====== INPUT MATERIAL ======
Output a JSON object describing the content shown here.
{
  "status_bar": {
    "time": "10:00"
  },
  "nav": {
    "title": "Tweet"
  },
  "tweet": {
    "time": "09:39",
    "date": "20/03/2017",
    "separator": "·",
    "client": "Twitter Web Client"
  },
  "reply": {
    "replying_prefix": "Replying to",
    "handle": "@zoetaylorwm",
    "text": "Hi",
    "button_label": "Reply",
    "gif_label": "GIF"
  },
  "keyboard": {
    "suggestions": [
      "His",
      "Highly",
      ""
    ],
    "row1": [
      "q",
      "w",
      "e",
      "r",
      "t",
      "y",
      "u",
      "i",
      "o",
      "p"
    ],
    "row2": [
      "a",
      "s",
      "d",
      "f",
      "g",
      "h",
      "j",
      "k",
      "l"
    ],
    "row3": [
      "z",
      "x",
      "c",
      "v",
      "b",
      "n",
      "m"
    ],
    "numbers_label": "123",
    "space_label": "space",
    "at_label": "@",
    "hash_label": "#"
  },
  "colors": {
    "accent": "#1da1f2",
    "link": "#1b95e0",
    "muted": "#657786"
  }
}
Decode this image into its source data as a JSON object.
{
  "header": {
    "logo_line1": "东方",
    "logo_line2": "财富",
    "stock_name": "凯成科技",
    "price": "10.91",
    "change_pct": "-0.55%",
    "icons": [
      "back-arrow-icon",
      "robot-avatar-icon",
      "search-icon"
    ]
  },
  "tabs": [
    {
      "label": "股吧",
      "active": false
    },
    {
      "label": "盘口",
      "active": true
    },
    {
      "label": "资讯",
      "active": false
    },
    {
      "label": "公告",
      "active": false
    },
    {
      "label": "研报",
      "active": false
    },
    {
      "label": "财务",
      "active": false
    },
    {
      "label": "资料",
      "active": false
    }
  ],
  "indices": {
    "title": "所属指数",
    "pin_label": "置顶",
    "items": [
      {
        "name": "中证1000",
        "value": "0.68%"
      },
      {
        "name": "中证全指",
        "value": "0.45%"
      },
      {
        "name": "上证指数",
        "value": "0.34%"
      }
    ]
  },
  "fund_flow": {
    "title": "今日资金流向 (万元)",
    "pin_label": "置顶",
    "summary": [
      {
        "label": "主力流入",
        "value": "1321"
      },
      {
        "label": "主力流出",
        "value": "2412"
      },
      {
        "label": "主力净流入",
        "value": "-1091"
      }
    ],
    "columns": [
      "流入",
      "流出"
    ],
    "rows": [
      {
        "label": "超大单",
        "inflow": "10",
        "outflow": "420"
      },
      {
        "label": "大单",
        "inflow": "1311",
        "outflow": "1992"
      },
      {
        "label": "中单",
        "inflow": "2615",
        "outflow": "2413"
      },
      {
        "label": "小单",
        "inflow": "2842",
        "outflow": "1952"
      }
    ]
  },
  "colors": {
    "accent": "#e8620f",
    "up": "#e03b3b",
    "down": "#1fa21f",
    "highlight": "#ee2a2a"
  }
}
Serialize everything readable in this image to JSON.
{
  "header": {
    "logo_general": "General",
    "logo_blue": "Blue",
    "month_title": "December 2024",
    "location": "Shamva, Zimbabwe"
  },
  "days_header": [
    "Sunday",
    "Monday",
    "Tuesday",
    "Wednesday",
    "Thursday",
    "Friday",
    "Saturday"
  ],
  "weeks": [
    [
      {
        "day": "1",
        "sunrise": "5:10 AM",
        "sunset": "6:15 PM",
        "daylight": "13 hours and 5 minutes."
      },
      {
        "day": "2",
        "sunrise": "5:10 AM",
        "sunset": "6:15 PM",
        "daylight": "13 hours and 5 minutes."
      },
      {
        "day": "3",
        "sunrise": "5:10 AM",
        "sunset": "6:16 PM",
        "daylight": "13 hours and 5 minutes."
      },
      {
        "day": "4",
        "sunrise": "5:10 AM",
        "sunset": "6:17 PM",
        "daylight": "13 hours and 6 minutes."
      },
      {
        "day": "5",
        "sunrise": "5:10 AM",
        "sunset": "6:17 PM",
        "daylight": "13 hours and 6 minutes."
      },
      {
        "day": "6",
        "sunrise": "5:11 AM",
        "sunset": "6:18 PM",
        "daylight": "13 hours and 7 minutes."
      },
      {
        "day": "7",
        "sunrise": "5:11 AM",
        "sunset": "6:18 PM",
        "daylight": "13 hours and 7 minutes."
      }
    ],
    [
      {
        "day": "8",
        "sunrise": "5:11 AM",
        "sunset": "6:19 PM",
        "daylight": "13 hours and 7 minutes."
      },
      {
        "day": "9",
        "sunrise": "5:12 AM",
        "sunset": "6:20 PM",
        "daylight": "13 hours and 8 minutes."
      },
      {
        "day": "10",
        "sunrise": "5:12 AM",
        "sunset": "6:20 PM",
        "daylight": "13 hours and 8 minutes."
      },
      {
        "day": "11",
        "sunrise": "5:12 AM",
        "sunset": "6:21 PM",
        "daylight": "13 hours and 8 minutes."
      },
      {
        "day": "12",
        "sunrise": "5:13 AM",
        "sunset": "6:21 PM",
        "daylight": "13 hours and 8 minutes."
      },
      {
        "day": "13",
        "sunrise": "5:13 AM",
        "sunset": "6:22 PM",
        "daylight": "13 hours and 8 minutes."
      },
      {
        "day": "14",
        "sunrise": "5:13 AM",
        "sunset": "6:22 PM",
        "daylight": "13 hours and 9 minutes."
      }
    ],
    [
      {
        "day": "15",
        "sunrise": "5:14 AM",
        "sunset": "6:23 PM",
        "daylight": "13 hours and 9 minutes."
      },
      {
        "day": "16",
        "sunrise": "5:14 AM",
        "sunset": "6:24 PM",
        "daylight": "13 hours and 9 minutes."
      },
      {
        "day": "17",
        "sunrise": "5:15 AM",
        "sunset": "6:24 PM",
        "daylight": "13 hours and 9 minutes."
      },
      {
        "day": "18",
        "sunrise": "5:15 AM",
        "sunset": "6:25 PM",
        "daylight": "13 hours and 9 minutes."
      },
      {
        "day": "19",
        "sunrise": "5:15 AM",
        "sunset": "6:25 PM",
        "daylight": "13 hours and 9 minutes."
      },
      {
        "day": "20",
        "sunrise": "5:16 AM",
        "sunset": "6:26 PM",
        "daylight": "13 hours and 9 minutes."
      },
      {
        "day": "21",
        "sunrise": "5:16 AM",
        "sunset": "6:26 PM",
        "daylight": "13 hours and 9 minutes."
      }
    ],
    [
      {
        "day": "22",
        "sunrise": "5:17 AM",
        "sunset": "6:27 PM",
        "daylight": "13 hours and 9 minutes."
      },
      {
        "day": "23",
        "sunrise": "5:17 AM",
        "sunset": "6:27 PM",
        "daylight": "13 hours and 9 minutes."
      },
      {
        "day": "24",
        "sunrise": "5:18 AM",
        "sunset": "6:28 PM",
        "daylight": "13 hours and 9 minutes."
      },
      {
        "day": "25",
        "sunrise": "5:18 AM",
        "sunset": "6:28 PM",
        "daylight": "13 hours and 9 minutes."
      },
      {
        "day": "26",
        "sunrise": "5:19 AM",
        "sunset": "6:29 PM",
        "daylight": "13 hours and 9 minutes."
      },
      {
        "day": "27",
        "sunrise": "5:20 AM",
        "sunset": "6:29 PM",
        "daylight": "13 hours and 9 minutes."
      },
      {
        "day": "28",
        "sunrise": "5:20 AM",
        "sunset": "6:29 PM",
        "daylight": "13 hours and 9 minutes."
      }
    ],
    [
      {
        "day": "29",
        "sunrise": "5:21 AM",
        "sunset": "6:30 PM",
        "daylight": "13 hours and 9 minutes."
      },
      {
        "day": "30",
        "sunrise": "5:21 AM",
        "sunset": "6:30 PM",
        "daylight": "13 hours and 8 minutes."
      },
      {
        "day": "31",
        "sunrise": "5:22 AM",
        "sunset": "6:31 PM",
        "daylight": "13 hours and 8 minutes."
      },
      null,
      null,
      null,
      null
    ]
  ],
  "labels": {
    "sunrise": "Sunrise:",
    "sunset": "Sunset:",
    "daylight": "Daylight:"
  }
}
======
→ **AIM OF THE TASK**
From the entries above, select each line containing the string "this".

→ **EXERCISE OUTPUT**
Decode this image into its source data as a JSON object.
Serialize everything readable in this image to JSON.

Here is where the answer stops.